What the task asks:
What you produce should be every line from the data that includes "BANK".

The data:
————

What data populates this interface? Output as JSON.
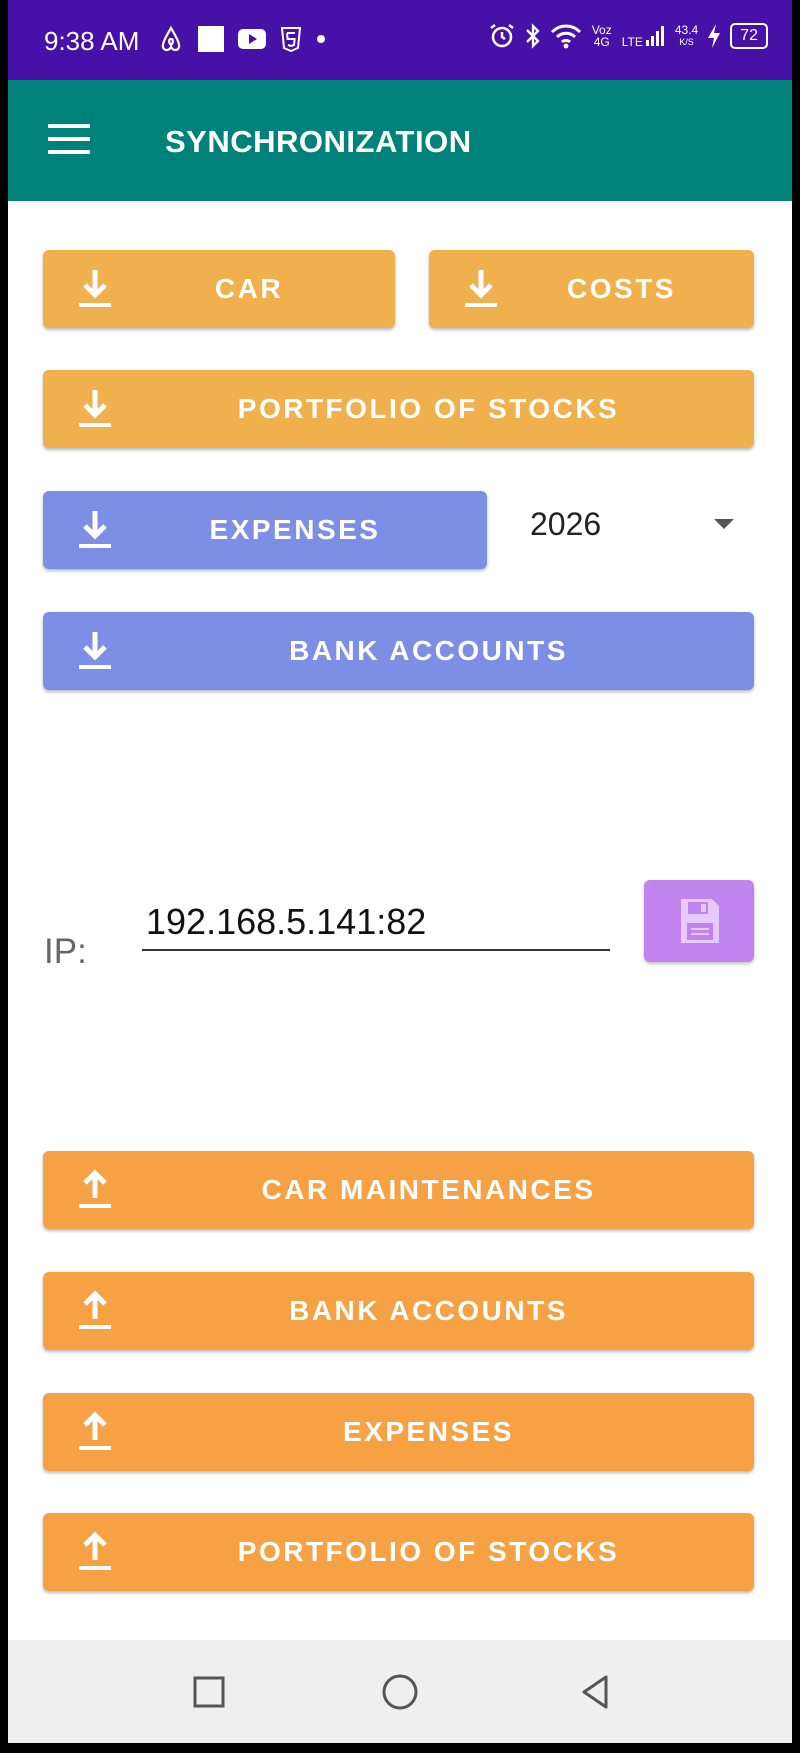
{
  "status_bar": {
    "time": "9:38 AM",
    "net_type": "Voz 4G",
    "lte": "LTE",
    "speed_value": "43.4",
    "speed_unit": "K/S",
    "battery": "72"
  },
  "app_bar": {
    "title": "SYNCHRONIZATION"
  },
  "download": {
    "car": "CAR",
    "costs": "COSTS",
    "portfolio": "PORTFOLIO OF STOCKS",
    "expenses": "EXPENSES",
    "bank_accounts": "BANK ACCOUNTS"
  },
  "year_select": {
    "value": "2026"
  },
  "ip": {
    "label": "IP:",
    "value": "192.168.5.141:82"
  },
  "upload": {
    "car_maintenances": "CAR MAINTENANCES",
    "bank_accounts": "BANK ACCOUNTS",
    "expenses": "EXPENSES",
    "portfolio": "PORTFOLIO OF STOCKS"
  },
  "colors": {
    "status_bar": "#4711a8",
    "app_bar": "#00827a",
    "download_orange": "#f0b04d",
    "download_blue": "#7d8fe5",
    "upload_orange": "#f6a244",
    "save_purple": "#c183ee"
  },
  "icons": {
    "download": "download-icon",
    "upload": "upload-icon",
    "save": "floppy-disk-icon",
    "menu": "hamburger-menu-icon"
  }
}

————

Solution for this task:
    "bank_accounts": "BANK ACCOUNTS"
    "bank_accounts": "BANK ACCOUNTS",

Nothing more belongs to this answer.